Indonesia moves it's capital from Jakarta
JAKARTA: Indonesia will move its capital to the eastern edge of jungle-clad Borneo island, President Joko Widodo said Monday, as the country shifts its political heart away from congested and sinking megalopolis Jakarta.
The proposed location – near the regional cities of Balikpapan and Samarinda – is an area at "minimal" risk of natural disasters, where the government already owns some 180,000 hectares (445,000 acres) of land, he added.
"The location is very strategic – it's in the centre of Indonesia and close to urban areas," Widodo said in a televised speech.
"The burden Jakarta is holding right now is too heavy as the centre of governance, business, finance, trade and services," he added.
The announcement ends months of speculation about whether Widodo would follow through on the long-mooted plan – it was floated by the newly independent country's founding father Sukarno more than half a century ago.
Shifting from problem-plagued Jakarta would also transfer Indonesia's power base off Java island, where about half of the sprawling archipelago's 260 million people live.
"Moving the capital off Java is a gesture that aims to solidify unity," said Jakarta-based political risk analyst Kevin O'Rourke.
"Jakarta will continue to be a megacity – as a centre for finance and commerce – for a few more decades, but ultimately it is at severe risk to climate change," he added.
A bill for the proposed move will now be presented to parliament, Widodo said.
Building is set to begin next year with the move of some 1.5 million civil servants slated to begin by 2024, at a cost of 466 trillion rupiah ($33 billion), officials said.

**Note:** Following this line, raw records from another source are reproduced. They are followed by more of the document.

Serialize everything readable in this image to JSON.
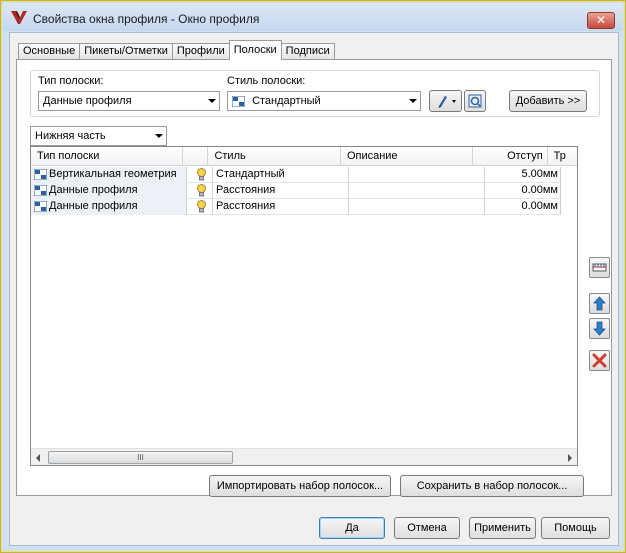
{
  "window": {
    "title": "Свойства окна профиля - Окно профиля",
    "close_glyph": "✕"
  },
  "tabs": [
    {
      "label": "Основные",
      "active": false
    },
    {
      "label": "Пикеты/Отметки",
      "active": false
    },
    {
      "label": "Профили",
      "active": false
    },
    {
      "label": "Полоски",
      "active": true
    },
    {
      "label": "Подписи",
      "active": false
    }
  ],
  "band_settings": {
    "type_label": "Тип полоски:",
    "type_value": "Данные профиля",
    "style_label": "Стиль полоски:",
    "style_value": "Стандартный",
    "add_button": "Добавить >>"
  },
  "location": {
    "value": "Нижняя часть"
  },
  "table": {
    "columns": [
      "Тип полоски",
      "",
      "Стиль",
      "Описание",
      "Отступ",
      "Тр"
    ],
    "rows": [
      {
        "type": "Вертикальная геометрия",
        "style": "Стандартный",
        "description": "",
        "offset": "5.00мм"
      },
      {
        "type": "Данные профиля",
        "style": "Расстояния",
        "description": "",
        "offset": "0.00мм"
      },
      {
        "type": "Данные профиля",
        "style": "Расстояния",
        "description": "",
        "offset": "0.00мм"
      }
    ],
    "scroll_grip": "III"
  },
  "import_button": "Импортировать набор полосок...",
  "save_button": "Сохранить в набор полосок...",
  "footer": {
    "ok": "Да",
    "cancel": "Отмена",
    "apply": "Применить",
    "help": "Помощь"
  },
  "colors": {
    "accent_blue": "#2b5fa8",
    "delete_red": "#d23c2a",
    "bulb_yellow": "#f3d54a"
  },
  "icons": [
    "profile-window-icon",
    "band-type-icon",
    "style-edit-icon",
    "style-preview-icon",
    "lightbulb-icon",
    "match-settings-icon",
    "move-up-icon",
    "move-down-icon",
    "delete-icon"
  ]
}
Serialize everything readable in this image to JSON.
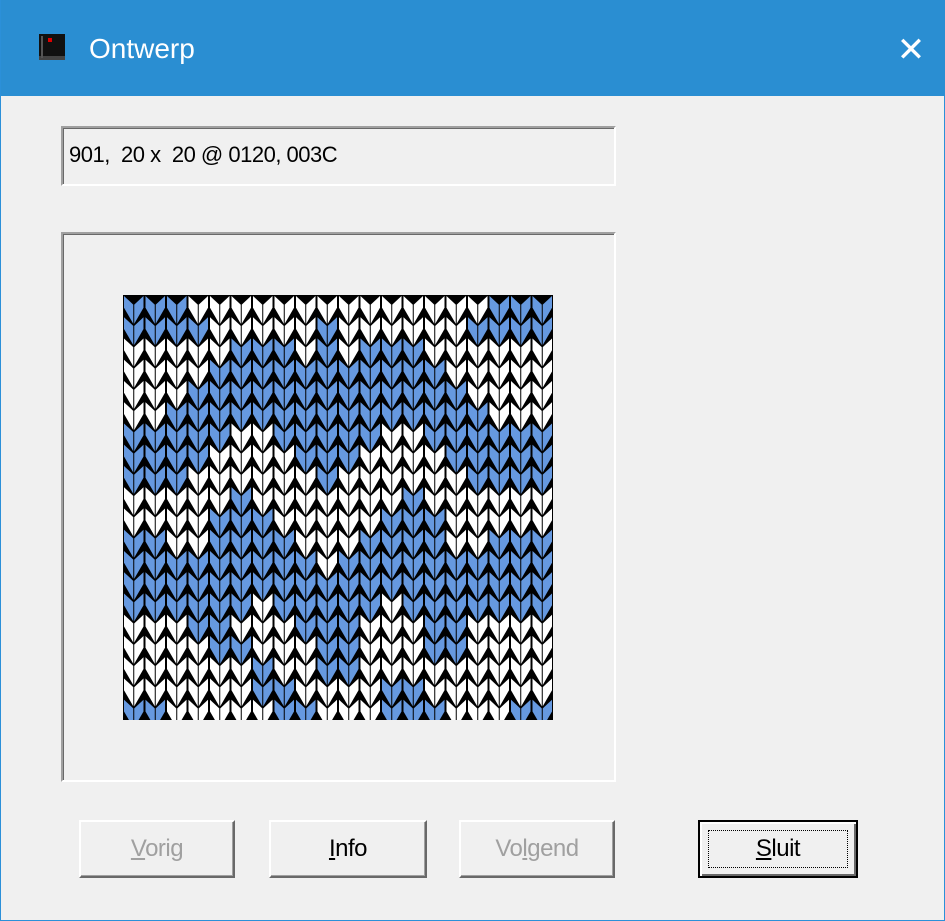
{
  "window": {
    "title": "Ontwerp",
    "close_glyph": "✕",
    "app_icon": "knitting-app-icon"
  },
  "info_field": {
    "value": "901,  20 x  20 @ 0120, 003C"
  },
  "pattern": {
    "description_colors": {
      "blue": "#6699e0",
      "white": "#ffffff",
      "line": "#000000"
    },
    "columns": 20,
    "rows": 20,
    "cells": [
      "BBBWWWWWWWWWWWWWWBBB",
      "BBBBWWWWWBWWWWWWBBBB",
      "WWWWWBBBWBWBBBWWWWWW",
      "WWWWBBBBBBBBBBBWWWWW",
      "WWWBBBBBBBBBBBBBWWWW",
      "WWBBBBBBBBBBBBBBBWWW",
      "BBBBBWWBBBBBWWBBBBBB",
      "BBBBWWWWBBBWWWWBBBBB",
      "BBBWWWWWWBWWWWWWBBBB",
      "WWWWWBWWWWWWWBWWWWWW",
      "WWWWBBBWWWWWBBBWWWWW",
      "BBWWBBBBWWWBBBBWWBBB",
      "BBBBBBBBBWBBBBBBBBBB",
      "BBBBBBBBBBBBBBBBBBBB",
      "BBBBBBWBBBBBWBBBBBBB",
      "WWWBBWWWBBBWWWBBWWWW",
      "WWWWBBWWWBBWWWBBWWWW",
      "WWWWWWBWWBBWWWWWWWWW",
      "WWWWWWBBWWWWBBWWWWWW",
      "BBWWWWWBBWWWBBBWWWBB"
    ]
  },
  "buttons": {
    "prev": {
      "accel": "V",
      "rest": "orig"
    },
    "info": {
      "accel": "I",
      "rest": "nfo"
    },
    "next": {
      "pre": "Vo",
      "accel": "l",
      "rest": "gend"
    },
    "close": {
      "accel": "S",
      "rest": "luit"
    }
  }
}
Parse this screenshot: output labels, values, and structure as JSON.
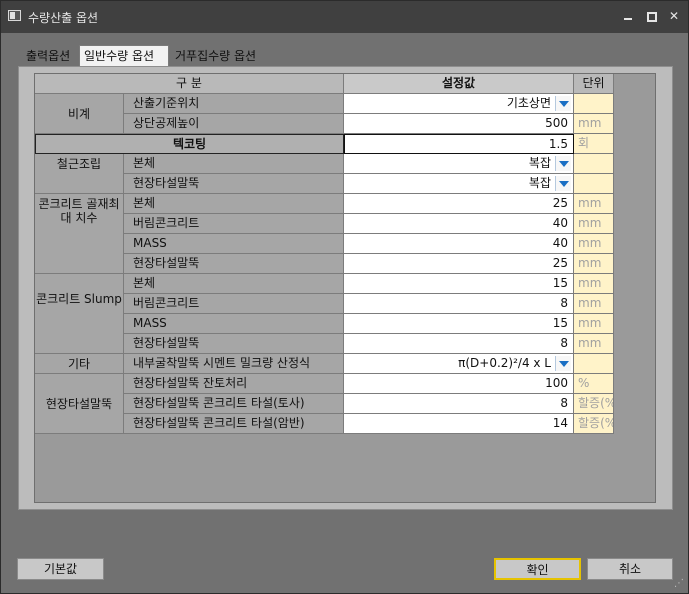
{
  "window": {
    "title": "수량산출 옵션"
  },
  "tabs": [
    {
      "label": "출력옵션"
    },
    {
      "label": "일반수량 옵션"
    },
    {
      "label": "거푸집수량 옵션"
    }
  ],
  "grid": {
    "headers": {
      "category": "구 분",
      "value": "설정값",
      "unit": "단위"
    },
    "categories": {
      "bigye": "비계",
      "rebar": "철근조립",
      "aggregate": "콘크리트 골재최대 치수",
      "slump": "콘크리트 Slump",
      "etc": "기타",
      "pile": "현장타설말뚝"
    },
    "rows": [
      {
        "item": "산출기준위치",
        "value": "기초상면",
        "unit": ""
      },
      {
        "item": "상단공제높이",
        "value": "500",
        "unit": "mm"
      },
      {
        "item": "텍코팅",
        "value": "1.5",
        "unit": "회"
      },
      {
        "item": "본체",
        "value": "복잡",
        "unit": ""
      },
      {
        "item": "현장타설말뚝",
        "value": "복잡",
        "unit": ""
      },
      {
        "item": "본체",
        "value": "25",
        "unit": "mm"
      },
      {
        "item": "버림콘크리트",
        "value": "40",
        "unit": "mm"
      },
      {
        "item": "MASS",
        "value": "40",
        "unit": "mm"
      },
      {
        "item": "현장타설말뚝",
        "value": "25",
        "unit": "mm"
      },
      {
        "item": "본체",
        "value": "15",
        "unit": "mm"
      },
      {
        "item": "버림콘크리트",
        "value": "8",
        "unit": "mm"
      },
      {
        "item": "MASS",
        "value": "15",
        "unit": "mm"
      },
      {
        "item": "현장타설말뚝",
        "value": "8",
        "unit": "mm"
      },
      {
        "item": "내부굴착말뚝 시멘트 밀크량 산정식",
        "value": "π(D+0.2)²/4 x L",
        "unit": ""
      },
      {
        "item": "현장타설말뚝 잔토처리",
        "value": "100",
        "unit": "%"
      },
      {
        "item": "현장타설말뚝 콘크리트 타설(토사)",
        "value": "8",
        "unit": "할증(%"
      },
      {
        "item": "현장타설말뚝 콘크리트 타설(암반)",
        "value": "14",
        "unit": "할증(%"
      }
    ]
  },
  "buttons": {
    "default": "기본값",
    "ok": "확인",
    "cancel": "취소"
  }
}
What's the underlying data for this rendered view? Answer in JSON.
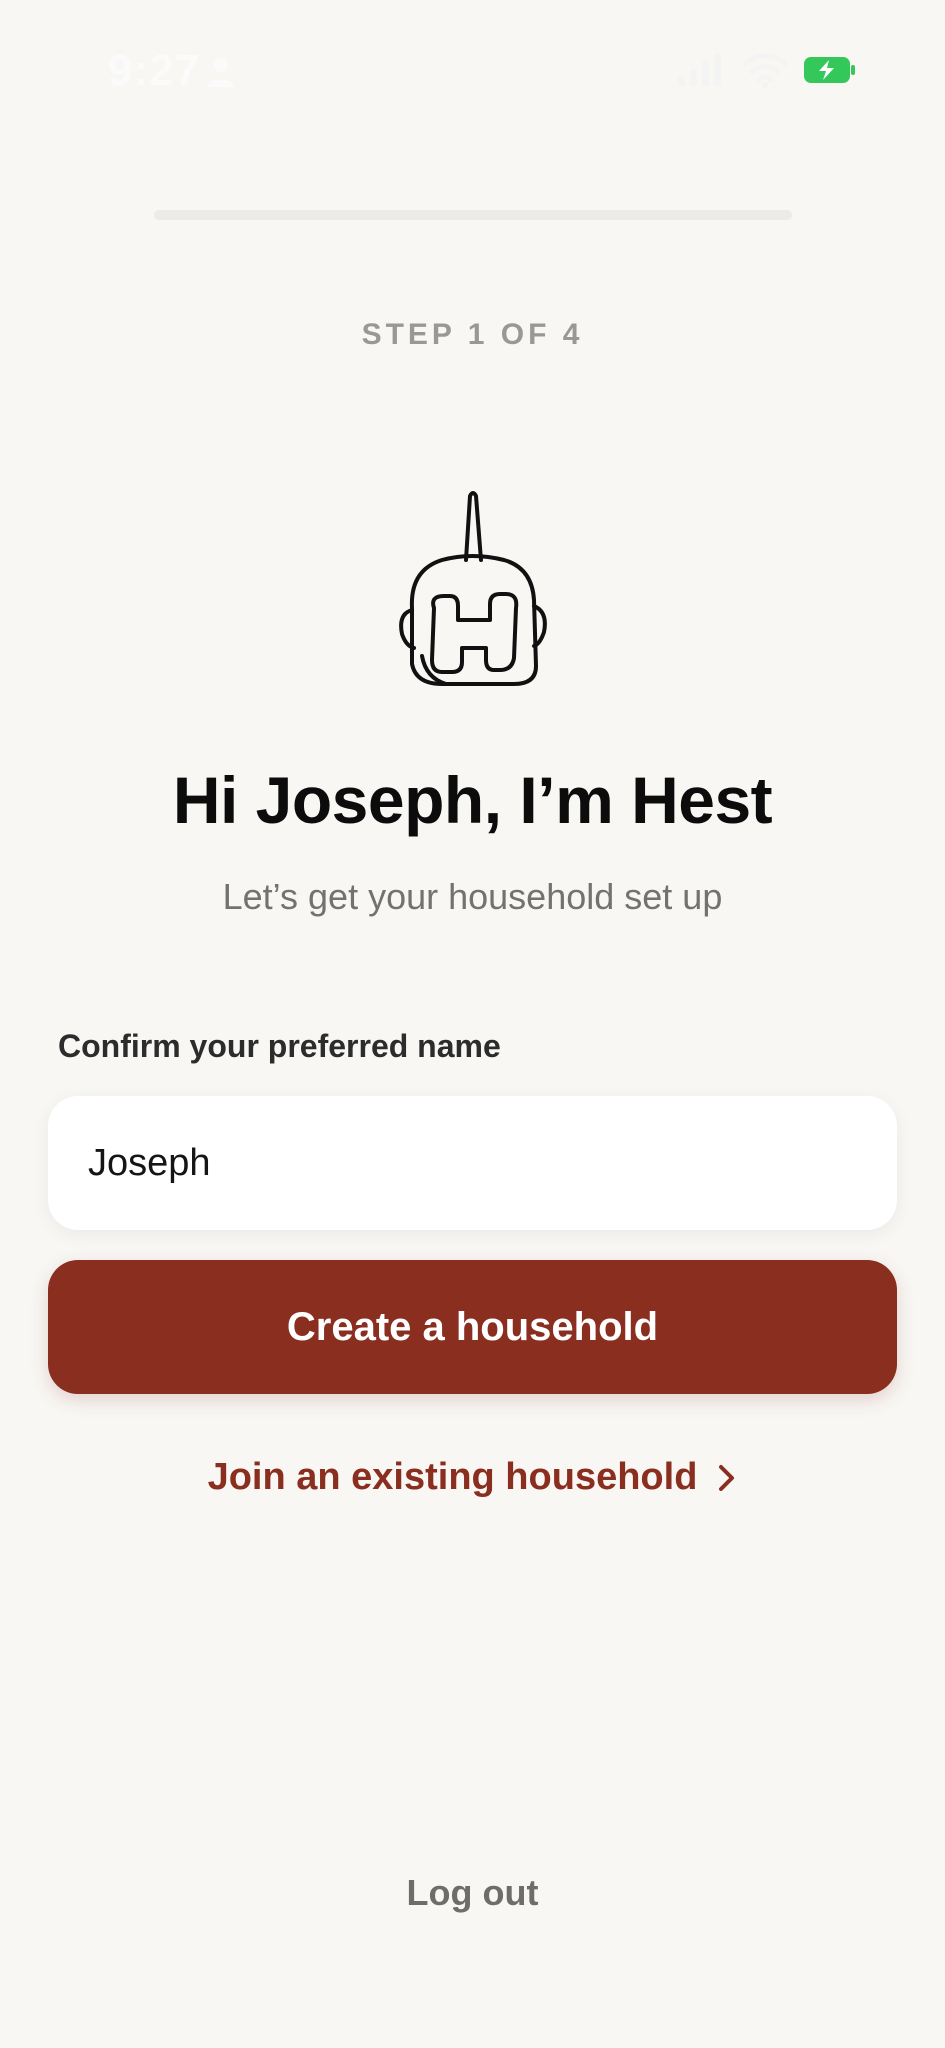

Orangutans, mining
Known as Kalimantan, Indonesia's section of Borneo – the island it shares with Malaysia and Brunei – is home to major mining activities as well as rainforests, and is one of the few places on Earth with orangutans in their natural habitat.
Environmentalists expressed concerns the capital city move could threaten endangered species.
"The government must make sure that the new capital is not built in a conservation or protected area," said Greenpeace Indonesia campaigner Jasmine Putri.
The region has also been blanketed in choking haze from annual forest fires that ravage vast swathes of land.
"That makes Kalimantan unfit as a candidate for a new capital city," said Jakarta-based urban planning expert Nirwono Joga.
"And the move won't necessarily free Jakarta of problems like flooding, traffic jams and rapid urbanisation," he added.
Concerns have soared over the future of Jakarta – a city nicknamed "the Big Durian" after the pungent, spiky fruit that deeply divides fans and detractors.
Built on swampland, the city is one of the fastest-sinking cities on earth, with experts warning that one third of it could be submerged by 2050 if current rates continue. The problem is largely linked to excessive groundwater extraction.
But the city of 10 million – a number that bloats to about 30 million with surrounding satellite cities – is also plagued by a host of other ills, from eye-watering traffic jams and pollution to the risk of earthquakes and floods.
Indonesia is not the first Southeast Asian country to move its capital.
Myanmar and Malaysia have both moved their seat of government, while Brazil, Pakistan and Nigeria are among the nations that have also shifted their capital cities. -APP/AFP